(Dataset rows describing interfaces)
###
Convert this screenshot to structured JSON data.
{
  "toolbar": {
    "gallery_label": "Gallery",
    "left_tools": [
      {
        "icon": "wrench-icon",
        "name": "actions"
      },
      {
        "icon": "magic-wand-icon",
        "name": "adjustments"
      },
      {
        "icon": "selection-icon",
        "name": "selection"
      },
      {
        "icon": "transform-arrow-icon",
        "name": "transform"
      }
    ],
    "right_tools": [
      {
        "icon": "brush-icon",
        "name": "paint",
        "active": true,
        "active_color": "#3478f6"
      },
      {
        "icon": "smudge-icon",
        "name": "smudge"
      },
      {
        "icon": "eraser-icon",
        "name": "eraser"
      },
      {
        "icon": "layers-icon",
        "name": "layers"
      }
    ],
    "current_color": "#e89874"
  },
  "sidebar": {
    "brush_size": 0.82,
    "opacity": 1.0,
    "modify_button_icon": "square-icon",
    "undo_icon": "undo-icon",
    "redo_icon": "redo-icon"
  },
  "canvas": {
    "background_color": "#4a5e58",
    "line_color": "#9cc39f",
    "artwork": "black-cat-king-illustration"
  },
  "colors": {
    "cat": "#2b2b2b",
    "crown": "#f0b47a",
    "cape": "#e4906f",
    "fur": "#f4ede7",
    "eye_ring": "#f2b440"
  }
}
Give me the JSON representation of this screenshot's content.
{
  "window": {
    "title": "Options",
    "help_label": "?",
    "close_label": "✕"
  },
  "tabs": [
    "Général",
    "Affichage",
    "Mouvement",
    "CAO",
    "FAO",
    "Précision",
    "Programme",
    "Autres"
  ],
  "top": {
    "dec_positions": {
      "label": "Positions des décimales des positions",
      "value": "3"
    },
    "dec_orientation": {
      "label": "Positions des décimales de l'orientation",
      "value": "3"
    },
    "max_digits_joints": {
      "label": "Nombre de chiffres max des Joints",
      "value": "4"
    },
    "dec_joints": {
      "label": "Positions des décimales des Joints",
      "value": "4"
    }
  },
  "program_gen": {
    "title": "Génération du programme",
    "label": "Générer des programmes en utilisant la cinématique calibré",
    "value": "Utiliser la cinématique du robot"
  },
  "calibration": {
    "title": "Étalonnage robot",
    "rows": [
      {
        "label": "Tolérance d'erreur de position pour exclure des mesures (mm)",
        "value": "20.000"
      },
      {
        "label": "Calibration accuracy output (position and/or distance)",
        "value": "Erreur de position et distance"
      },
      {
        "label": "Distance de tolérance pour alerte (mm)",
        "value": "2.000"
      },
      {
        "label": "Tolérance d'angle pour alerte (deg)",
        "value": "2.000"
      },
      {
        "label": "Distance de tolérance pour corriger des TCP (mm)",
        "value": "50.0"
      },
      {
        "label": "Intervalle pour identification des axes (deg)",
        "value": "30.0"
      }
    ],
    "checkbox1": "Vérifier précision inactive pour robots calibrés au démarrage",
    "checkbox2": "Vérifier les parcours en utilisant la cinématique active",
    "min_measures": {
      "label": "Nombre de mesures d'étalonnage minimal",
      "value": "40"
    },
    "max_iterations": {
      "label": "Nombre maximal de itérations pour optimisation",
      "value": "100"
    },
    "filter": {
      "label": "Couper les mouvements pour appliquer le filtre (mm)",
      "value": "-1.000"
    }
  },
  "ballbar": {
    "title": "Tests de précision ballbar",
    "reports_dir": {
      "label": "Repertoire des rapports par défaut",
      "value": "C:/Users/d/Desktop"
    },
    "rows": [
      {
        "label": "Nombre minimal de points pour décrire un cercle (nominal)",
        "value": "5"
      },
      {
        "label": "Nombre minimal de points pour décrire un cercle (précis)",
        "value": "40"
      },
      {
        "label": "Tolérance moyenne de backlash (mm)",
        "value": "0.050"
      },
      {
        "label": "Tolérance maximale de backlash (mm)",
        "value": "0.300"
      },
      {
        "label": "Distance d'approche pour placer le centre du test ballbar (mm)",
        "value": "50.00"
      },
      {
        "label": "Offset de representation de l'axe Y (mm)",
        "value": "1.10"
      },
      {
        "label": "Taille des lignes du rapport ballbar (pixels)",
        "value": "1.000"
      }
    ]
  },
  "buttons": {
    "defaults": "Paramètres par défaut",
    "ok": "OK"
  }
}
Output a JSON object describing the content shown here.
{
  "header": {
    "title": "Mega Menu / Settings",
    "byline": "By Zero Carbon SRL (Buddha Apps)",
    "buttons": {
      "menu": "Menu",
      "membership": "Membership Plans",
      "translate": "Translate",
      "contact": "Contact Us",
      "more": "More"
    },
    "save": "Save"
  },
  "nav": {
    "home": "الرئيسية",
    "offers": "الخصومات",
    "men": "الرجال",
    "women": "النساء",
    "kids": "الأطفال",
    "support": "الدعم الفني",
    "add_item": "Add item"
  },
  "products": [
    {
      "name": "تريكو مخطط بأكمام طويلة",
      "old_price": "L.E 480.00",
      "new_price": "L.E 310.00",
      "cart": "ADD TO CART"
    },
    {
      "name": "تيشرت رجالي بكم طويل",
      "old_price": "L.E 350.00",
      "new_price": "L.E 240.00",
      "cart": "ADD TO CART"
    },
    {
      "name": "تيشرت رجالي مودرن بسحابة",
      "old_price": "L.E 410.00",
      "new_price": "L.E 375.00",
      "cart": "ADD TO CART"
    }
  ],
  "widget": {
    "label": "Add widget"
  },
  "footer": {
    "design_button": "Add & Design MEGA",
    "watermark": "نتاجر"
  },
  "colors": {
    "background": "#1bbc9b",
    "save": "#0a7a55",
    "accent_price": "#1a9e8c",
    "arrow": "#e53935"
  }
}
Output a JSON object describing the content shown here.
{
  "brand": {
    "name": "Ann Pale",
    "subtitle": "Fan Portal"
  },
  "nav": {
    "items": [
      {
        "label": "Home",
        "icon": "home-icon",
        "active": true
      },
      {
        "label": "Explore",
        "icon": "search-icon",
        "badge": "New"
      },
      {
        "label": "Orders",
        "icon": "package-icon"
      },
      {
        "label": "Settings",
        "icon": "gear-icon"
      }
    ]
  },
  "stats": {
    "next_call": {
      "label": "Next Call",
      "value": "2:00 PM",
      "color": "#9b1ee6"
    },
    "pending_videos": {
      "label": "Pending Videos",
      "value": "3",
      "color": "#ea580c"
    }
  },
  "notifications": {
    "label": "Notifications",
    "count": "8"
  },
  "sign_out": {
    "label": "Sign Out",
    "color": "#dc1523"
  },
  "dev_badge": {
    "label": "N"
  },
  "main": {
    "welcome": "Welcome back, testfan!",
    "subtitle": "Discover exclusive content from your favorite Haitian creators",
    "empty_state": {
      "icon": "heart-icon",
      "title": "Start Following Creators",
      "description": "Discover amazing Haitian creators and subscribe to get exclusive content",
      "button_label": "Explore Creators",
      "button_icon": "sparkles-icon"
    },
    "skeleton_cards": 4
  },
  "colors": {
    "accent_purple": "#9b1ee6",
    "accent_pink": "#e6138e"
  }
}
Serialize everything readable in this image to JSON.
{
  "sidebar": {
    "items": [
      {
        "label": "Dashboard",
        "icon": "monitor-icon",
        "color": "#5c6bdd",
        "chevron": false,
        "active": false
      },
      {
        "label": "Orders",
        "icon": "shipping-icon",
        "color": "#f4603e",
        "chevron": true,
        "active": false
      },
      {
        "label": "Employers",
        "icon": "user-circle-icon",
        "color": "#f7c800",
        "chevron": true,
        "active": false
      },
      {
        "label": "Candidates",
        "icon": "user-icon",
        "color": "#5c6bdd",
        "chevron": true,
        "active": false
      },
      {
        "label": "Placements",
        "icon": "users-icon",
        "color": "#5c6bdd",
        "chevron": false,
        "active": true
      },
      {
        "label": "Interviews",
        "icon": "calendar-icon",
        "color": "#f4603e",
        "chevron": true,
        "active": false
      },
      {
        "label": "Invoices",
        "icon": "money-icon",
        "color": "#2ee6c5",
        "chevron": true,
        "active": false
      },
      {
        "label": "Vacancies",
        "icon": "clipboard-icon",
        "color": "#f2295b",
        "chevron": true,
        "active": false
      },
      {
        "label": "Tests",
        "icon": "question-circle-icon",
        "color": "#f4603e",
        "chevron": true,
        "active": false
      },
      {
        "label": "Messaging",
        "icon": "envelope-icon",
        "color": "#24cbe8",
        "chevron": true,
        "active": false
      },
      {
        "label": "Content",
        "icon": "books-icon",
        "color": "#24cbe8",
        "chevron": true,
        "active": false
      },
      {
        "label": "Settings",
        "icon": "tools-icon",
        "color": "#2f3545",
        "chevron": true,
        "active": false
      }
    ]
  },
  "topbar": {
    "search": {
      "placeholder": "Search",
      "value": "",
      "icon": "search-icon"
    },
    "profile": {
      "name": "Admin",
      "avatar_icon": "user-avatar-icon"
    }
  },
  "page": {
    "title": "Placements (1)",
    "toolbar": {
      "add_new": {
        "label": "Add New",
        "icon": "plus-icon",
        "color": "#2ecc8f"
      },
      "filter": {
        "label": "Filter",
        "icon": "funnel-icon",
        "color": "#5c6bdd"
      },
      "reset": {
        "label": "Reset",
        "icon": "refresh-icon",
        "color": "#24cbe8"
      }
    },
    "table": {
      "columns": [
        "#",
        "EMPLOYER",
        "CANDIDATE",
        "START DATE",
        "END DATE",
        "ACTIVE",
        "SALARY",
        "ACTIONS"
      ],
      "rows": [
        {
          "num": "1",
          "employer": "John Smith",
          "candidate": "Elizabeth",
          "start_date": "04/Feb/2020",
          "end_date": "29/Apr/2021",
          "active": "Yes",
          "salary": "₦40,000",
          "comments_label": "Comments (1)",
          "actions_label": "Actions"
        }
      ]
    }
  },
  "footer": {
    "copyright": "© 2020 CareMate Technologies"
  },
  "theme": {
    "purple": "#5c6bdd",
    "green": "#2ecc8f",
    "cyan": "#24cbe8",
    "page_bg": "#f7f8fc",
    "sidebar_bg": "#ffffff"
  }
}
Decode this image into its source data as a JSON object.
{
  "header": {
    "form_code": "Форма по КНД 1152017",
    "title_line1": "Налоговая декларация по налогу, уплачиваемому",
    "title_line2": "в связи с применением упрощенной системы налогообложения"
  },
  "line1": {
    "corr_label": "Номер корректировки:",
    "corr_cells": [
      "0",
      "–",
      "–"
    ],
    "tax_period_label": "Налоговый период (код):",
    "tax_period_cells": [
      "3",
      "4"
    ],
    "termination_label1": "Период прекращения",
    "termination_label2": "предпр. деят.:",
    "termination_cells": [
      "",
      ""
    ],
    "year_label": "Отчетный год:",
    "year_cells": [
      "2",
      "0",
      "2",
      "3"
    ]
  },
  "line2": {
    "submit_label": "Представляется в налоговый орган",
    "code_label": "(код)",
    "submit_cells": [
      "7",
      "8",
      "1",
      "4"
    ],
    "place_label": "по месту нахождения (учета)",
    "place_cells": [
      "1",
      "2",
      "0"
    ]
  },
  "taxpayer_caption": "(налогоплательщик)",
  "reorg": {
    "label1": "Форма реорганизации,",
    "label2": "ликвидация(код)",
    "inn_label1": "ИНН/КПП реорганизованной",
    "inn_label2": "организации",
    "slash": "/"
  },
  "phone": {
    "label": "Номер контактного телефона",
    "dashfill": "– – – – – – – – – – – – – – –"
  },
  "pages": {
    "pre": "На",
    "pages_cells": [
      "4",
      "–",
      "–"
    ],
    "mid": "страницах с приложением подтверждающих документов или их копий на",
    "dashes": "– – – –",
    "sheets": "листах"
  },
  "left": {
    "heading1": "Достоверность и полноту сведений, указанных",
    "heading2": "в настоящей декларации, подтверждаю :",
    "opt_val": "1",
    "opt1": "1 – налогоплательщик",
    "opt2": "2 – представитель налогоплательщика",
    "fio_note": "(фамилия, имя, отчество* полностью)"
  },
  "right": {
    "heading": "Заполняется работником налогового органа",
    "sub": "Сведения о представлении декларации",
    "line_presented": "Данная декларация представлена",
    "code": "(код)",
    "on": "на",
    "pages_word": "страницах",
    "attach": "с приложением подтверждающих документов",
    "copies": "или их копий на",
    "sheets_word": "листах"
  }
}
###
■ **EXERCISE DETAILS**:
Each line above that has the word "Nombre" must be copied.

■ **TASK ANSWER**:
      "label": "Nombre de chiffres max des Joints",
      "label": "Nombre de mesures d'étalonnage minimal",
      "label": "Nombre maximal de itérations pour optimisation",
        "label": "Nombre minimal de points pour décrire un cercle (nominal)",
        "label": "Nombre minimal de points pour décrire un cercle (précis)",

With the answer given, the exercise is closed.